But uncertainty about what has really been going on inside the Yahoo boardroom, along with doubts about whether the departure will do much to help the company complete a difficult strategic repositioning, left the response decidedly muted.
Mr Yang’s resignation marks a milestone in the life of the internet company he founded 17 years before and came as a surprise even to investors who have bristled at his continuing influence. He also resigned from the boards of Alibaba and Yahoo Japan, the Asian internet concerns in which Yahoo holds significant stakes.
The departure was widely expected to ease the company’s negotiations over the sale of its Asian interests, which together account for the lion’s share of its stock market value of nearly $20bn. Echoing a common view on Wednesday, analysts at Goldman Sachs wrote in a note to clients that the resignation “removes one hurdle in the long-running strategic review of the company’s options”.
Yahoo’s board has insisted vociferously in recent weeks that Mr Yang has shared the same interests as other directors. But his involvement in the company’s strategic deliberations – including his personal discussions with private equity firms over potential investments that have been unpopular with some shareholders – has left a lingering doubt over his motivations.
That marks a continuation of the distrust that has lingered since 2008, when his personal handling of the failed negotiations over a Microsoft acquisition left some shareholders questioning whether Mr Yang was unwilling to see control of the company he co-founded slip away.
Even if his departure clears one potential obstacle, though, Yahoo still has a difficult path to navigate as it tries to extract more value from its most valuable assets, while at the same time trying to head off a shareholder revolt and rebuild its core internet operations.
The resignation has set the stage for a two-month tussle that will now determine whether it is given the time to try to complete the turnround. New York hedge fund manager Dan Loeb has threatened to challenge the re-election of Yahoo directors at this year’s shareholder meeting, giving the company until late March – the date by which he will have to formally announce his intention to wage a proxy war – to appease both him and other discontented investors.
As the first in an expected series of boardroom departures, Mr Yang’s resignation looks like an early move in that tussle. Bringing in fresh blood would pre-empt Mr Loeb and could inject new urgency into its pursuit of deals to increase shareholder value, according to some observers. “The more the board does, the less there is need to give up seats [to Mr Loeb],” said one Yahoo shareholder who has also been pressing for more drastic action to boost the Yahoo share price.
Before giving a revamped Yahoo board a free pass, however, shareholders are also likely to press for more headway on the company’s negotiations to shed its Asian holdings. These are convoluted deals: to win tax-free status in the US, Yahoo would have to accept assets as well as cash as compensation, raising a question about what other business operations its Asian partners would offer as part-payment.

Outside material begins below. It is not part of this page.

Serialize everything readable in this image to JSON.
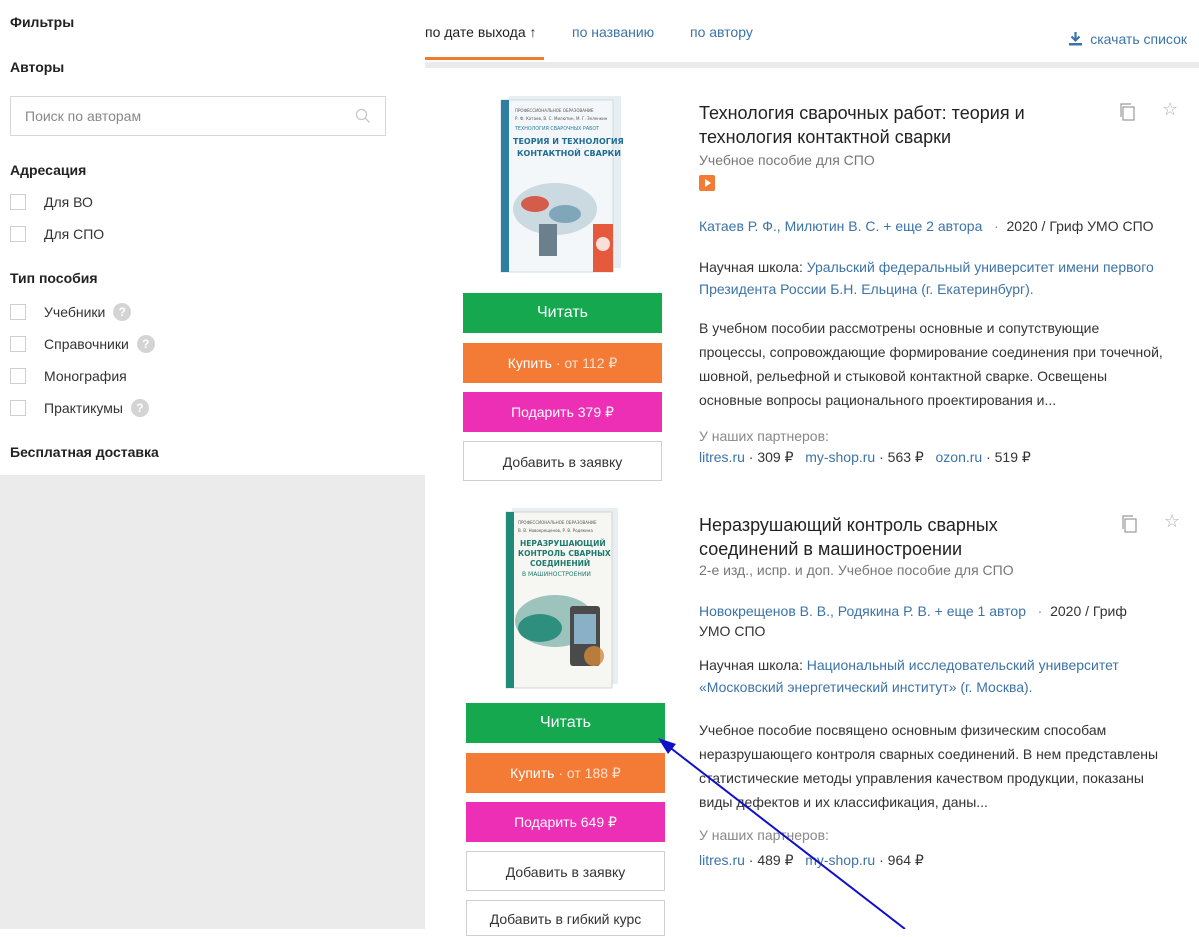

One shareholder warns that such deals could be further delayed by the recent appointment of a new chief executive. As chief for barely a week, former PayPal chief executive Scott Thompson is likely to want a say in any such decisions.
But with the clock ticking, Yahoo’s board must press ahead into the company’s post-Yang future.